§ Task directions
Pull out each line of the data that includes the word "push".

Given records Block Start

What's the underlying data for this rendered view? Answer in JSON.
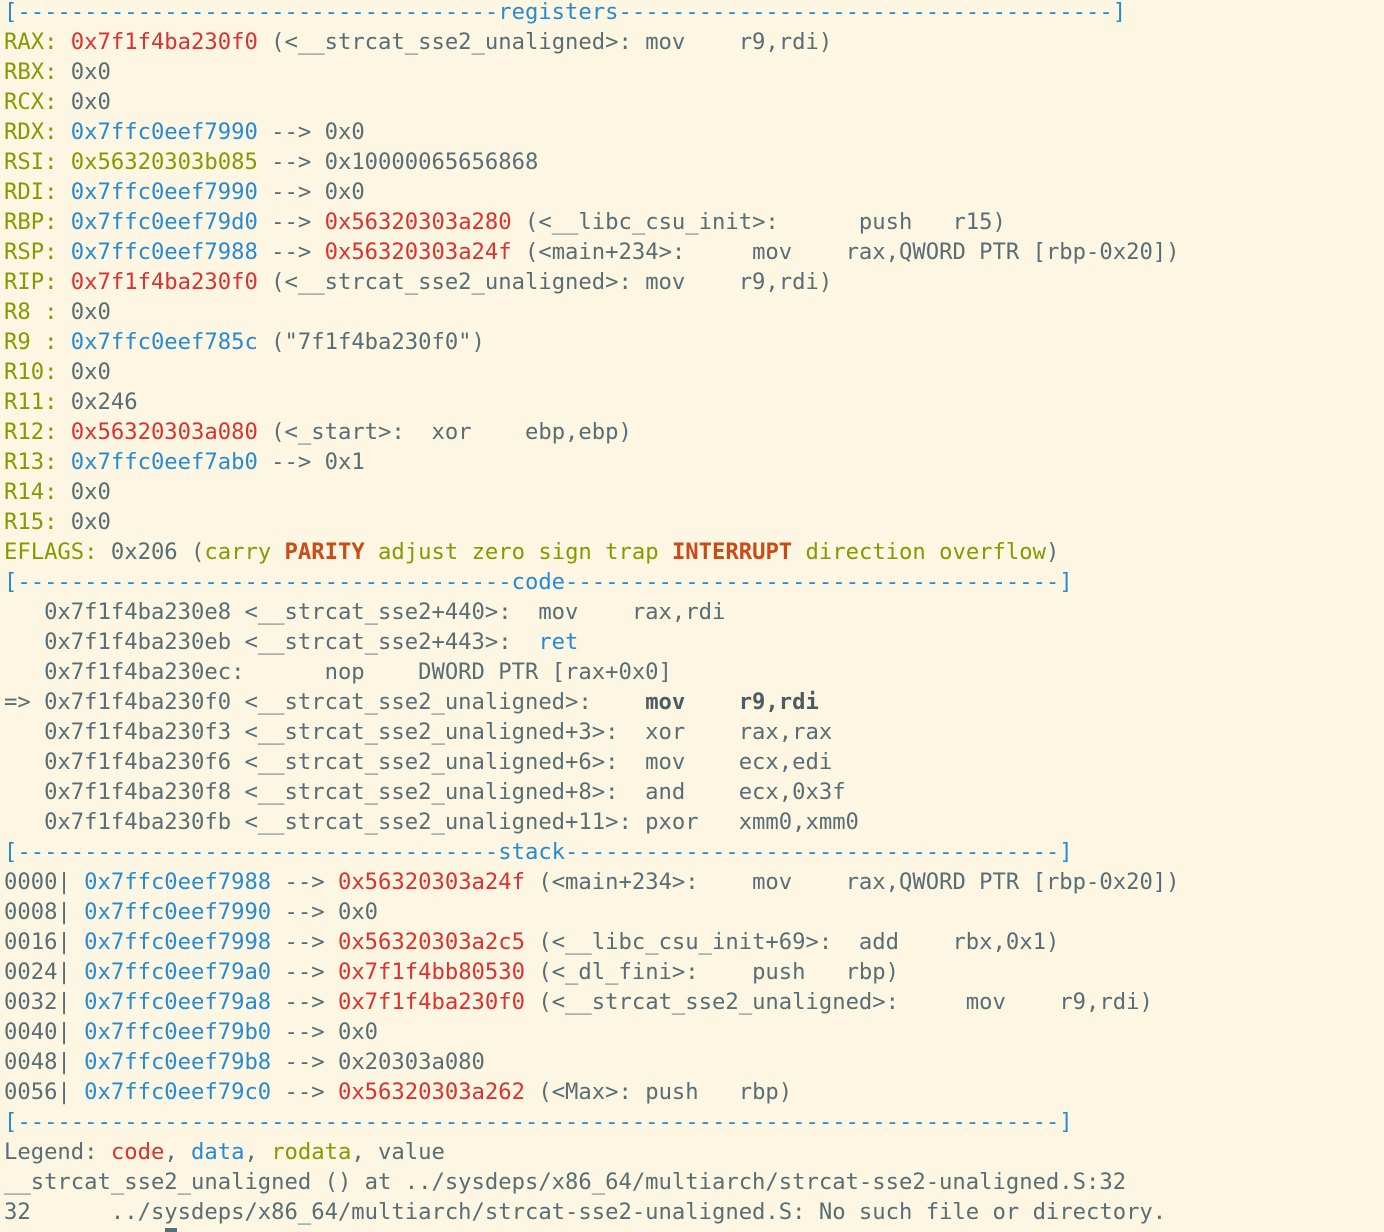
{
  "colors": {
    "background": "#fdf6e3",
    "default_text": "#586e75",
    "blue_code_or_data": "#268bd2",
    "red_code": "#dc322f",
    "green_rodata_or_label": "#859900",
    "orange_set_flag": "#cb4b16"
  },
  "lines": [
    [
      {
        "t": "[------------------------------------",
        "c": "b"
      },
      {
        "t": "registers",
        "c": "b"
      },
      {
        "t": "-------------------------------------]",
        "c": "b"
      }
    ],
    [
      {
        "t": "RAX:",
        "c": "g"
      },
      {
        "t": " ",
        "c": "d"
      },
      {
        "t": "0x7f1f4ba230f0",
        "c": "r"
      },
      {
        "t": " (<__strcat_sse2_unaligned>: mov    r9,rdi)",
        "c": "d"
      }
    ],
    [
      {
        "t": "RBX:",
        "c": "g"
      },
      {
        "t": " 0x0",
        "c": "d"
      }
    ],
    [
      {
        "t": "RCX:",
        "c": "g"
      },
      {
        "t": " 0x0",
        "c": "d"
      }
    ],
    [
      {
        "t": "RDX:",
        "c": "g"
      },
      {
        "t": " ",
        "c": "d"
      },
      {
        "t": "0x7ffc0eef7990",
        "c": "b"
      },
      {
        "t": " --> 0x0",
        "c": "d"
      }
    ],
    [
      {
        "t": "RSI:",
        "c": "g"
      },
      {
        "t": " ",
        "c": "d"
      },
      {
        "t": "0x56320303b085",
        "c": "g"
      },
      {
        "t": " --> 0x10000065656868",
        "c": "d"
      }
    ],
    [
      {
        "t": "RDI:",
        "c": "g"
      },
      {
        "t": " ",
        "c": "d"
      },
      {
        "t": "0x7ffc0eef7990",
        "c": "b"
      },
      {
        "t": " --> 0x0",
        "c": "d"
      }
    ],
    [
      {
        "t": "RBP:",
        "c": "g"
      },
      {
        "t": " ",
        "c": "d"
      },
      {
        "t": "0x7ffc0eef79d0",
        "c": "b"
      },
      {
        "t": " --> ",
        "c": "d"
      },
      {
        "t": "0x56320303a280",
        "c": "r"
      },
      {
        "t": " (<__libc_csu_init>:      push   r15)",
        "c": "d"
      }
    ],
    [
      {
        "t": "RSP:",
        "c": "g"
      },
      {
        "t": " ",
        "c": "d"
      },
      {
        "t": "0x7ffc0eef7988",
        "c": "b"
      },
      {
        "t": " --> ",
        "c": "d"
      },
      {
        "t": "0x56320303a24f",
        "c": "r"
      },
      {
        "t": " (<main+234>:     mov    rax,QWORD PTR [rbp-0x20])",
        "c": "d"
      }
    ],
    [
      {
        "t": "RIP:",
        "c": "g"
      },
      {
        "t": " ",
        "c": "d"
      },
      {
        "t": "0x7f1f4ba230f0",
        "c": "r"
      },
      {
        "t": " (<__strcat_sse2_unaligned>: mov    r9,rdi)",
        "c": "d"
      }
    ],
    [
      {
        "t": "R8 :",
        "c": "g"
      },
      {
        "t": " 0x0",
        "c": "d"
      }
    ],
    [
      {
        "t": "R9 :",
        "c": "g"
      },
      {
        "t": " ",
        "c": "d"
      },
      {
        "t": "0x7ffc0eef785c",
        "c": "b"
      },
      {
        "t": " (\"7f1f4ba230f0\")",
        "c": "d"
      }
    ],
    [
      {
        "t": "R10:",
        "c": "g"
      },
      {
        "t": " 0x0",
        "c": "d"
      }
    ],
    [
      {
        "t": "R11:",
        "c": "g"
      },
      {
        "t": " 0x246",
        "c": "d"
      }
    ],
    [
      {
        "t": "R12:",
        "c": "g"
      },
      {
        "t": " ",
        "c": "d"
      },
      {
        "t": "0x56320303a080",
        "c": "r"
      },
      {
        "t": " (<_start>:  xor    ebp,ebp)",
        "c": "d"
      }
    ],
    [
      {
        "t": "R13:",
        "c": "g"
      },
      {
        "t": " ",
        "c": "d"
      },
      {
        "t": "0x7ffc0eef7ab0",
        "c": "b"
      },
      {
        "t": " --> 0x1",
        "c": "d"
      }
    ],
    [
      {
        "t": "R14:",
        "c": "g"
      },
      {
        "t": " 0x0",
        "c": "d"
      }
    ],
    [
      {
        "t": "R15:",
        "c": "g"
      },
      {
        "t": " 0x0",
        "c": "d"
      }
    ],
    [
      {
        "t": "EFLAGS:",
        "c": "g"
      },
      {
        "t": " 0x206 (",
        "c": "d"
      },
      {
        "t": "carry ",
        "c": "g"
      },
      {
        "t": "PARITY",
        "c": "o"
      },
      {
        "t": " adjust zero sign trap ",
        "c": "g"
      },
      {
        "t": "INTERRUPT",
        "c": "o"
      },
      {
        "t": " direction overflow",
        "c": "g"
      },
      {
        "t": ")",
        "c": "d"
      }
    ],
    [
      {
        "t": "[-------------------------------------",
        "c": "b"
      },
      {
        "t": "code",
        "c": "b"
      },
      {
        "t": "-------------------------------------]",
        "c": "b"
      }
    ],
    [
      {
        "t": "   0x7f1f4ba230e8 <__strcat_sse2+440>:  mov    rax,rdi",
        "c": "d"
      }
    ],
    [
      {
        "t": "   0x7f1f4ba230eb <__strcat_sse2+443>:  ",
        "c": "d"
      },
      {
        "t": "ret",
        "c": "b"
      }
    ],
    [
      {
        "t": "   0x7f1f4ba230ec:      nop    DWORD PTR [rax+0x0]",
        "c": "d"
      }
    ],
    [
      {
        "t": "=> 0x7f1f4ba230f0 <__strcat_sse2_unaligned>:    ",
        "c": "d"
      },
      {
        "t": "mov    r9,rdi",
        "c": "cur"
      }
    ],
    [
      {
        "t": "   0x7f1f4ba230f3 <__strcat_sse2_unaligned+3>:  xor    rax,rax",
        "c": "d"
      }
    ],
    [
      {
        "t": "   0x7f1f4ba230f6 <__strcat_sse2_unaligned+6>:  mov    ecx,edi",
        "c": "d"
      }
    ],
    [
      {
        "t": "   0x7f1f4ba230f8 <__strcat_sse2_unaligned+8>:  and    ecx,0x3f",
        "c": "d"
      }
    ],
    [
      {
        "t": "   0x7f1f4ba230fb <__strcat_sse2_unaligned+11>: pxor   xmm0,xmm0",
        "c": "d"
      }
    ],
    [
      {
        "t": "[------------------------------------",
        "c": "b"
      },
      {
        "t": "stack",
        "c": "b"
      },
      {
        "t": "-------------------------------------]",
        "c": "b"
      }
    ],
    [
      {
        "t": "0000| ",
        "c": "d"
      },
      {
        "t": "0x7ffc0eef7988",
        "c": "b"
      },
      {
        "t": " --> ",
        "c": "d"
      },
      {
        "t": "0x56320303a24f",
        "c": "r"
      },
      {
        "t": " (<main+234>:    mov    rax,QWORD PTR [rbp-0x20])",
        "c": "d"
      }
    ],
    [
      {
        "t": "0008| ",
        "c": "d"
      },
      {
        "t": "0x7ffc0eef7990",
        "c": "b"
      },
      {
        "t": " --> 0x0",
        "c": "d"
      }
    ],
    [
      {
        "t": "0016| ",
        "c": "d"
      },
      {
        "t": "0x7ffc0eef7998",
        "c": "b"
      },
      {
        "t": " --> ",
        "c": "d"
      },
      {
        "t": "0x56320303a2c5",
        "c": "r"
      },
      {
        "t": " (<__libc_csu_init+69>:  add    rbx,0x1)",
        "c": "d"
      }
    ],
    [
      {
        "t": "0024| ",
        "c": "d"
      },
      {
        "t": "0x7ffc0eef79a0",
        "c": "b"
      },
      {
        "t": " --> ",
        "c": "d"
      },
      {
        "t": "0x7f1f4bb80530",
        "c": "r"
      },
      {
        "t": " (<_dl_fini>:    push   rbp)",
        "c": "d"
      }
    ],
    [
      {
        "t": "0032| ",
        "c": "d"
      },
      {
        "t": "0x7ffc0eef79a8",
        "c": "b"
      },
      {
        "t": " --> ",
        "c": "d"
      },
      {
        "t": "0x7f1f4ba230f0",
        "c": "r"
      },
      {
        "t": " (<__strcat_sse2_unaligned>:     mov    r9,rdi)",
        "c": "d"
      }
    ],
    [
      {
        "t": "0040| ",
        "c": "d"
      },
      {
        "t": "0x7ffc0eef79b0",
        "c": "b"
      },
      {
        "t": " --> 0x0",
        "c": "d"
      }
    ],
    [
      {
        "t": "0048| ",
        "c": "d"
      },
      {
        "t": "0x7ffc0eef79b8",
        "c": "b"
      },
      {
        "t": " --> 0x20303a080",
        "c": "d"
      }
    ],
    [
      {
        "t": "0056| ",
        "c": "d"
      },
      {
        "t": "0x7ffc0eef79c0",
        "c": "b"
      },
      {
        "t": " --> ",
        "c": "d"
      },
      {
        "t": "0x56320303a262",
        "c": "r"
      },
      {
        "t": " (<Max>: push   rbp)",
        "c": "d"
      }
    ],
    [
      {
        "t": "[------------------------------------------------------------------------------]",
        "c": "b"
      }
    ],
    [
      {
        "t": "Legend: ",
        "c": "d"
      },
      {
        "t": "code",
        "c": "r"
      },
      {
        "t": ", ",
        "c": "d"
      },
      {
        "t": "data",
        "c": "b"
      },
      {
        "t": ", ",
        "c": "d"
      },
      {
        "t": "rodata",
        "c": "g"
      },
      {
        "t": ", value",
        "c": "d"
      }
    ],
    [
      {
        "t": "__strcat_sse2_unaligned () at ../sysdeps/x86_64/multiarch/strcat-sse2-unaligned.S:32",
        "c": "d"
      }
    ],
    [
      {
        "t": "32\t../sysdeps/x86_64/multiarch/strcat-sse2-unaligned.S: No such file or directory.",
        "c": "d"
      }
    ]
  ]
}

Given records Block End

§ Solution for this exercise
        "t": " (<__libc_csu_init>:      push   r15)",
        "t": " (<_dl_fini>:    push   rbp)",
        "t": " (<Max>: push   rbp)",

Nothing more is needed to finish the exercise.